[TASK] Your answer should be the lines of the data below that contain "icon".

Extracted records
----
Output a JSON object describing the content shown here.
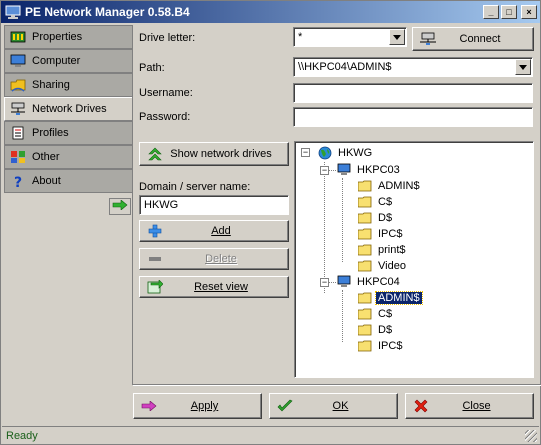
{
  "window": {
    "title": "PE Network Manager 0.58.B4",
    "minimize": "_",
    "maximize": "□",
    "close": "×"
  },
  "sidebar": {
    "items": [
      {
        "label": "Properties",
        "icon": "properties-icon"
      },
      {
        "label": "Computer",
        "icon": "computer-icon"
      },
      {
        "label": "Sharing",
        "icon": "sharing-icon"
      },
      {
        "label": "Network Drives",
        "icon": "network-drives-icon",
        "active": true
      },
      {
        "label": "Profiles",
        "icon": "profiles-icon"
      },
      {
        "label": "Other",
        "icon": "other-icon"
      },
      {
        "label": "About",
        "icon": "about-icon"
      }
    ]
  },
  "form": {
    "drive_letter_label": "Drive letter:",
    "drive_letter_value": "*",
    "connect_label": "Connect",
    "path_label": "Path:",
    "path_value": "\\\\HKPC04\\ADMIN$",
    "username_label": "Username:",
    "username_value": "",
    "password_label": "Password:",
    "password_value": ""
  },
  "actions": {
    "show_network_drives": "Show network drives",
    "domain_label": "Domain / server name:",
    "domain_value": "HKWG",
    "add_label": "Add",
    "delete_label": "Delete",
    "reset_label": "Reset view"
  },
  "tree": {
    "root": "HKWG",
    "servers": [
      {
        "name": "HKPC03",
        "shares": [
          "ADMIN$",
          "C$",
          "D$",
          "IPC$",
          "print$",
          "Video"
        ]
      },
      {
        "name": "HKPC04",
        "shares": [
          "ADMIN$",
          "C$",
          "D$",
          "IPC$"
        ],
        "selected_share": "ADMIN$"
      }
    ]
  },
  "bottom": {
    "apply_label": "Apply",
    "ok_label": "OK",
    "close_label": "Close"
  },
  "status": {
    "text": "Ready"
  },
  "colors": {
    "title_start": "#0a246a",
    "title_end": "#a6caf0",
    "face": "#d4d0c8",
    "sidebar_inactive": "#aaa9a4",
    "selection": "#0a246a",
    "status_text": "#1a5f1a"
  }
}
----
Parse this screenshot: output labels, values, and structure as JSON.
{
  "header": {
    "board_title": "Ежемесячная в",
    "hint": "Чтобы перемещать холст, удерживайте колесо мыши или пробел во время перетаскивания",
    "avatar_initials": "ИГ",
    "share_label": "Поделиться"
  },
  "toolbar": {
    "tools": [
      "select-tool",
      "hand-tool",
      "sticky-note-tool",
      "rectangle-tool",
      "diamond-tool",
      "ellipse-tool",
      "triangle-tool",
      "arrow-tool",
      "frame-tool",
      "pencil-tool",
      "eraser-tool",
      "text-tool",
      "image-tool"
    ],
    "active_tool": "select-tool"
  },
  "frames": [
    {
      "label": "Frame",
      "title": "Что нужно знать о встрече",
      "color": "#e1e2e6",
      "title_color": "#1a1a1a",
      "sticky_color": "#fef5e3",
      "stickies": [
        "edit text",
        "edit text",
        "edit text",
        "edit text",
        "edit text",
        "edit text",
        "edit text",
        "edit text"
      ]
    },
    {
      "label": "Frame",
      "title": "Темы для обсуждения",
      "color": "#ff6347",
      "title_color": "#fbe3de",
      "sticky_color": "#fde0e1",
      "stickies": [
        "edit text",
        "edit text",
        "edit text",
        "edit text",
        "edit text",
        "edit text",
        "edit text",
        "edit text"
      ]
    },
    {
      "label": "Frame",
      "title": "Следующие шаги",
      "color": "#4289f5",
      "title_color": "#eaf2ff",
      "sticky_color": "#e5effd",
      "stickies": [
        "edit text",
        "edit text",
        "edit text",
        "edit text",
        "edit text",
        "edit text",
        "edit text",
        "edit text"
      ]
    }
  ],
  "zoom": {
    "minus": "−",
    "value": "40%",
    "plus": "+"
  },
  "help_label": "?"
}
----
[RESULT OF THE TASK]
        "icon": "properties-icon"
        "icon": "computer-icon"
        "icon": "sharing-icon"
        "icon": "network-drives-icon",
        "icon": "profiles-icon"
        "icon": "other-icon"
        "icon": "about-icon"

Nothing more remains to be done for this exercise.